##### RECORDS SUPPLIED

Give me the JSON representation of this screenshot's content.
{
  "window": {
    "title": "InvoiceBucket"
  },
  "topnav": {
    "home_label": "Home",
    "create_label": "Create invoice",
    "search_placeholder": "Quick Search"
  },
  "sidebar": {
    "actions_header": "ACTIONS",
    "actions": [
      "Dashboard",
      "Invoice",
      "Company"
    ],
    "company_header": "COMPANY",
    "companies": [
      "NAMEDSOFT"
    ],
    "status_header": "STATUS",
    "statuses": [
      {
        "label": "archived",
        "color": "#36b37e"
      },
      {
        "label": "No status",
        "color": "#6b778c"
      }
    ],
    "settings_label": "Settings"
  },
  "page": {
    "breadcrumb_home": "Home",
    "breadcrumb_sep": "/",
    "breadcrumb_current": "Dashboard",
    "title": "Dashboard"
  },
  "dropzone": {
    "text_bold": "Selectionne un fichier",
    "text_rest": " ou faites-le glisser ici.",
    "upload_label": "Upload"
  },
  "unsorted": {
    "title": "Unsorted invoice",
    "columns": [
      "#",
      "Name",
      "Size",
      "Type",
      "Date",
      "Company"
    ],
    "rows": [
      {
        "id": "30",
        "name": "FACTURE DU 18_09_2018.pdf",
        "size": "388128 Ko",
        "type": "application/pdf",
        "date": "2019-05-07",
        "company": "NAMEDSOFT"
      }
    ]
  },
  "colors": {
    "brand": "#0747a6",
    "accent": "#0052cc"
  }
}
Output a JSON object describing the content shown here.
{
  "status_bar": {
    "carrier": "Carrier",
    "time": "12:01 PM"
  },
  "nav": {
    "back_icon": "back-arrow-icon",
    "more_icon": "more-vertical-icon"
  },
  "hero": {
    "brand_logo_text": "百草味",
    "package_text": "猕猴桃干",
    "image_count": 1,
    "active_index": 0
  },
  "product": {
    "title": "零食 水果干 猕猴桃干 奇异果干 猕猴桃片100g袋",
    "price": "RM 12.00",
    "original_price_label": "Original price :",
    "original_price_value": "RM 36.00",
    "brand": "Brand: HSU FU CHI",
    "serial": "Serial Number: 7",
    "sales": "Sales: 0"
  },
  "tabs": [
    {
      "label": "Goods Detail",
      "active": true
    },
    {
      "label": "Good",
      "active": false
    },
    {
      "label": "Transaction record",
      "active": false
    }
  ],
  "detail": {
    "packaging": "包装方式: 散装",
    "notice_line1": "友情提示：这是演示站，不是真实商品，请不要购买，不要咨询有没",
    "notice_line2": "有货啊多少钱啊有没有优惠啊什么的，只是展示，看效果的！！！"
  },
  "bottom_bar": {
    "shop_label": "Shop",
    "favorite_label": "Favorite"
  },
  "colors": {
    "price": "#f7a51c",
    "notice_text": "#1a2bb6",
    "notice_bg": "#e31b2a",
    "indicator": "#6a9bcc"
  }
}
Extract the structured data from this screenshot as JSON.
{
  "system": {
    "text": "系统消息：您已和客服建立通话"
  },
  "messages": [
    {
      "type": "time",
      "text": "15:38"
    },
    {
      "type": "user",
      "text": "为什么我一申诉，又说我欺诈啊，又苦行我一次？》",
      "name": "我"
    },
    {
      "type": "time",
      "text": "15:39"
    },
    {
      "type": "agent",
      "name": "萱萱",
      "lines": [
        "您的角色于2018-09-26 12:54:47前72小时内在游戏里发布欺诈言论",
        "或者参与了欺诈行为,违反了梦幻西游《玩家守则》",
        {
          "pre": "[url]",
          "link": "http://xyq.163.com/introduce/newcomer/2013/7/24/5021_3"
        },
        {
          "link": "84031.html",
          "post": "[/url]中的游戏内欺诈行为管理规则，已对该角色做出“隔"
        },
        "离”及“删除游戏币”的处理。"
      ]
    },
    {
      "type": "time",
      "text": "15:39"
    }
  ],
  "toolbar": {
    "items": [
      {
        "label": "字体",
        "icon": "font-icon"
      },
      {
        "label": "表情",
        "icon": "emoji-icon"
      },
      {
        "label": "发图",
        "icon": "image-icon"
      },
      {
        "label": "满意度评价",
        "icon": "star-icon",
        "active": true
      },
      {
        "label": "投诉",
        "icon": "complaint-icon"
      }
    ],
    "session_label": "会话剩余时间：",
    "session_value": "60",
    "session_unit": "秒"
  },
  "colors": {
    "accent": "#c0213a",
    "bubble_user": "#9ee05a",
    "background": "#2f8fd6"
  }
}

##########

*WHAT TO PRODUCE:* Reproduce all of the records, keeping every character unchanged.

*ANSWER BELOW:*
Give me the JSON representation of this screenshot's content.
{
  "window": {
    "title": "InvoiceBucket"
  },
  "topnav": {
    "home_label": "Home",
    "create_label": "Create invoice",
    "search_placeholder": "Quick Search"
  },
  "sidebar": {
    "actions_header": "ACTIONS",
    "actions": [
      "Dashboard",
      "Invoice",
      "Company"
    ],
    "company_header": "COMPANY",
    "companies": [
      "NAMEDSOFT"
    ],
    "status_header": "STATUS",
    "statuses": [
      {
        "label": "archived",
        "color": "#36b37e"
      },
      {
        "label": "No status",
        "color": "#6b778c"
      }
    ],
    "settings_label": "Settings"
  },
  "page": {
    "breadcrumb_home": "Home",
    "breadcrumb_sep": "/",
    "breadcrumb_current": "Dashboard",
    "title": "Dashboard"
  },
  "dropzone": {
    "text_bold": "Selectionne un fichier",
    "text_rest": " ou faites-le glisser ici.",
    "upload_label": "Upload"
  },
  "unsorted": {
    "title": "Unsorted invoice",
    "columns": [
      "#",
      "Name",
      "Size",
      "Type",
      "Date",
      "Company"
    ],
    "rows": [
      {
        "id": "30",
        "name": "FACTURE DU 18_09_2018.pdf",
        "size": "388128 Ko",
        "type": "application/pdf",
        "date": "2019-05-07",
        "company": "NAMEDSOFT"
      }
    ]
  },
  "colors": {
    "brand": "#0747a6",
    "accent": "#0052cc"
  }
}
Output a JSON object describing the content shown here.
{
  "status_bar": {
    "carrier": "Carrier",
    "time": "12:01 PM"
  },
  "nav": {
    "back_icon": "back-arrow-icon",
    "more_icon": "more-vertical-icon"
  },
  "hero": {
    "brand_logo_text": "百草味",
    "package_text": "猕猴桃干",
    "image_count": 1,
    "active_index": 0
  },
  "product": {
    "title": "零食 水果干 猕猴桃干 奇异果干 猕猴桃片100g袋",
    "price": "RM 12.00",
    "original_price_label": "Original price :",
    "original_price_value": "RM 36.00",
    "brand": "Brand: HSU FU CHI",
    "serial": "Serial Number: 7",
    "sales": "Sales: 0"
  },
  "tabs": [
    {
      "label": "Goods Detail",
      "active": true
    },
    {
      "label": "Good",
      "active": false
    },
    {
      "label": "Transaction record",
      "active": false
    }
  ],
  "detail": {
    "packaging": "包装方式: 散装",
    "notice_line1": "友情提示：这是演示站，不是真实商品，请不要购买，不要咨询有没",
    "notice_line2": "有货啊多少钱啊有没有优惠啊什么的，只是展示，看效果的！！！"
  },
  "bottom_bar": {
    "shop_label": "Shop",
    "favorite_label": "Favorite"
  },
  "colors": {
    "price": "#f7a51c",
    "notice_text": "#1a2bb6",
    "notice_bg": "#e31b2a",
    "indicator": "#6a9bcc"
  }
}
Extract the structured data from this screenshot as JSON.
{
  "system": {
    "text": "系统消息：您已和客服建立通话"
  },
  "messages": [
    {
      "type": "time",
      "text": "15:38"
    },
    {
      "type": "user",
      "text": "为什么我一申诉，又说我欺诈啊，又苦行我一次？》",
      "name": "我"
    },
    {
      "type": "time",
      "text": "15:39"
    },
    {
      "type": "agent",
      "name": "萱萱",
      "lines": [
        "您的角色于2018-09-26 12:54:47前72小时内在游戏里发布欺诈言论",
        "或者参与了欺诈行为,违反了梦幻西游《玩家守则》",
        {
          "pre": "[url]",
          "link": "http://xyq.163.com/introduce/newcomer/2013/7/24/5021_3"
        },
        {
          "link": "84031.html",
          "post": "[/url]中的游戏内欺诈行为管理规则，已对该角色做出“隔"
        },
        "离”及“删除游戏币”的处理。"
      ]
    },
    {
      "type": "time",
      "text": "15:39"
    }
  ],
  "toolbar": {
    "items": [
      {
        "label": "字体",
        "icon": "font-icon"
      },
      {
        "label": "表情",
        "icon": "emoji-icon"
      },
      {
        "label": "发图",
        "icon": "image-icon"
      },
      {
        "label": "满意度评价",
        "icon": "star-icon",
        "active": true
      },
      {
        "label": "投诉",
        "icon": "complaint-icon"
      }
    ],
    "session_label": "会话剩余时间：",
    "session_value": "60",
    "session_unit": "秒"
  },
  "colors": {
    "accent": "#c0213a",
    "bubble_user": "#9ee05a",
    "background": "#2f8fd6"
  }
}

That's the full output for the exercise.